The McFarland City Council will appoint someone to fill a council vacancy at Thursday’s City Council meeting, after advocates urged officials to postpone last month’s meeting to a later date when the public can offer their feedback.
Due to the COVID-19 pandemic, the meeting will not be open for the public to attend. Instead, residents can listen in on the meeting via teleconference line. Should community members wish to make a public comment, they must submit their comments in writing prior to the meeting.
“This is very limited,” said Rosa Lopez, a policy advocate and organizer with the American Civil Liberties Union. “If people don’t have access to emails, that’s not accessible. The meeting will be conducted in English only, so public members who speak Spanish won’t be able to follow what’s going on.”
Lopez said it remains unclear if the Brown Act requires local government agencies to provide translation services during the state of emergency. Had the pandemic and public safety not become an issue, the Brown Act would require local government agencies to provide accommodations, such as translation services, according to the population.
“Because of the COVID-19 situation and restrictions with public space, it is not clear which specific accommodations need to be made,” Lopez said.
However, Interim McFarland City Manager Larry Pennell said the law does not require the City of McFarland to provide translation services at these types of meetings.
“I would hope (Spanish speakers) put their phone on speaker and have someone who is bilingual translate for them,” Pennell said. “That’s what I would do.”
Pennell said each candidate will have five minutes to present on why they would like to fill the vacancy, and then the city council will appoint one of the candidates.
Local government agencies across the nation are struggling to find solutions to stay connected to constituents during the pandemic. The Kern County Board of Supervisors received criticism at last week’s meeting, where one resident called the public comment protocol “insufficient.”
“Residents should not have to limit public comments to emails and voicemails,” said Adeyinka Glover, a former staffer with the Leadership Counsel for Justice and Accountability, in her public comment letter. “There is no method for the public to engage in real time.”
Thursday’s city council meeting will not allow members of the public to offer any type of feedback or input after the candidates have presented because their public comments must be submitted prior to the start of the meeting.
Instead of trying to fill the vacancy, Lopez said city officials should be working to adopt measures that protect the community during the COVID-19 pandemic; however, Pennell said he would like to fill the vacancy soon.
“This vacancy has been a well-known event, and I would recommend it not be postponed,” he said. “I would like to get the vacancy filled as soon as possible so we can get on with other matters.”
The City of McFarland has until May 11 to fill the vacant seat.
The vacancy comes after the city council appointed Council Member Sally Gonzalez to fill the Mayor position. She filled former mayor Manuel Cantu’s position after he resigned in February in response to the Planning Commission vote in February to deny permit applications that would have allowed GEO Inc. to convert two state prisons in McFarland to immigration detention facilities.

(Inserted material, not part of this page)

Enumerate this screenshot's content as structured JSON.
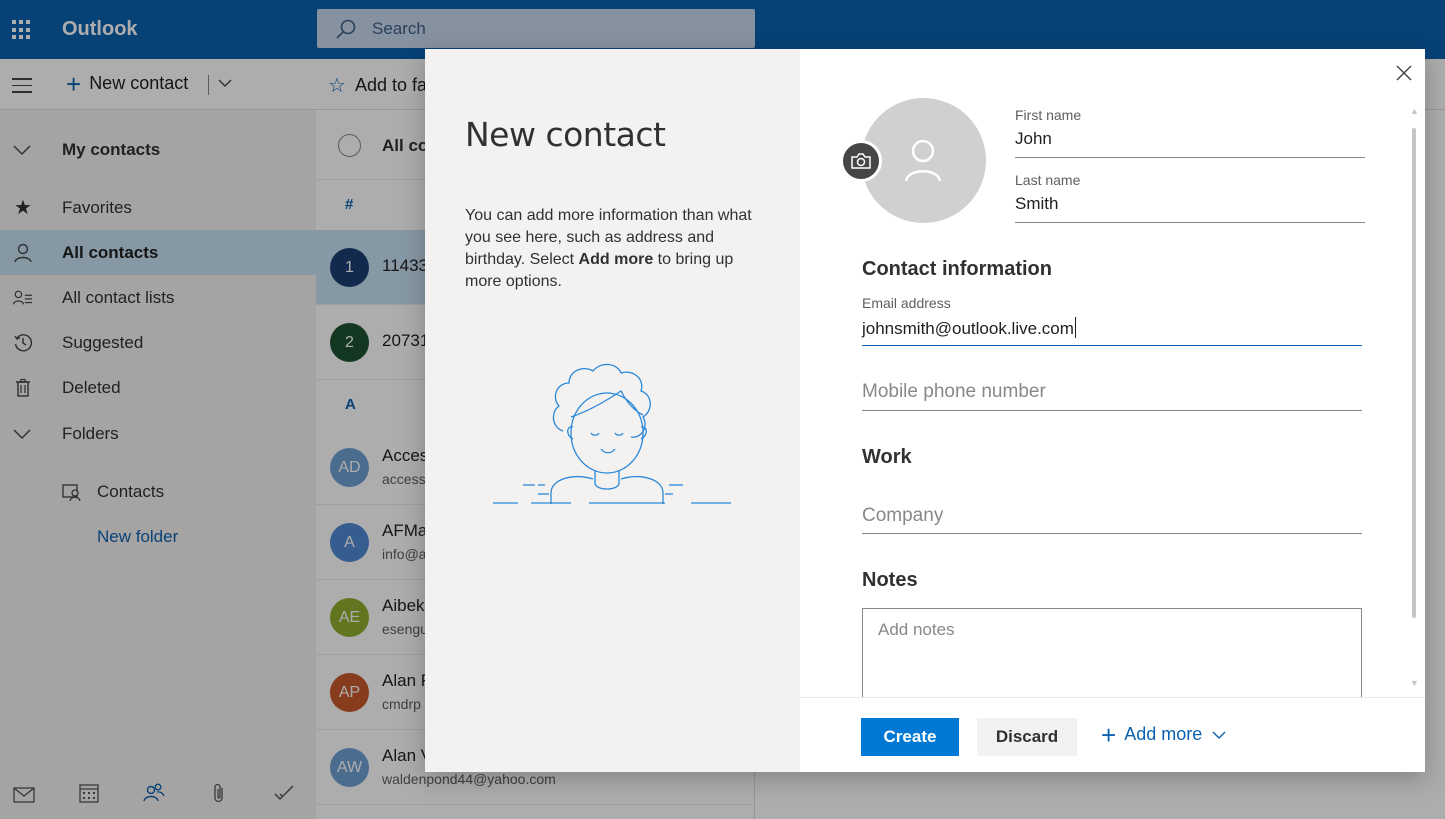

Immigrant rights advocates argue the city is rushing the appointment in an effort to schedule an appeal hearing for GEO, a private prison company, sooner rather than later. An appeal hearing could overturn the city’s Planning Commission vote.
“I think (the City of McFarland) is receiving pressure from GEO advocates,” Lopez said. “This is a perfect time to rush through it. They won’t have a public outcry.”
The vote can be overturned with a majority vote from the city council. Right now, there are only four members on the board.
“Right now, our biggest concern is responding to COVID-19 and what measures they are adopting to protect the public,” Lopez said. “This is not the time to appease a private corporation.”
Kern Sol News is a youth-led journalism organization in Kern County. In their stories, reporters shine light on health and racial disparities in under-served communities across Kern. For more stories by South Kern Sol, head to southkernsol.org.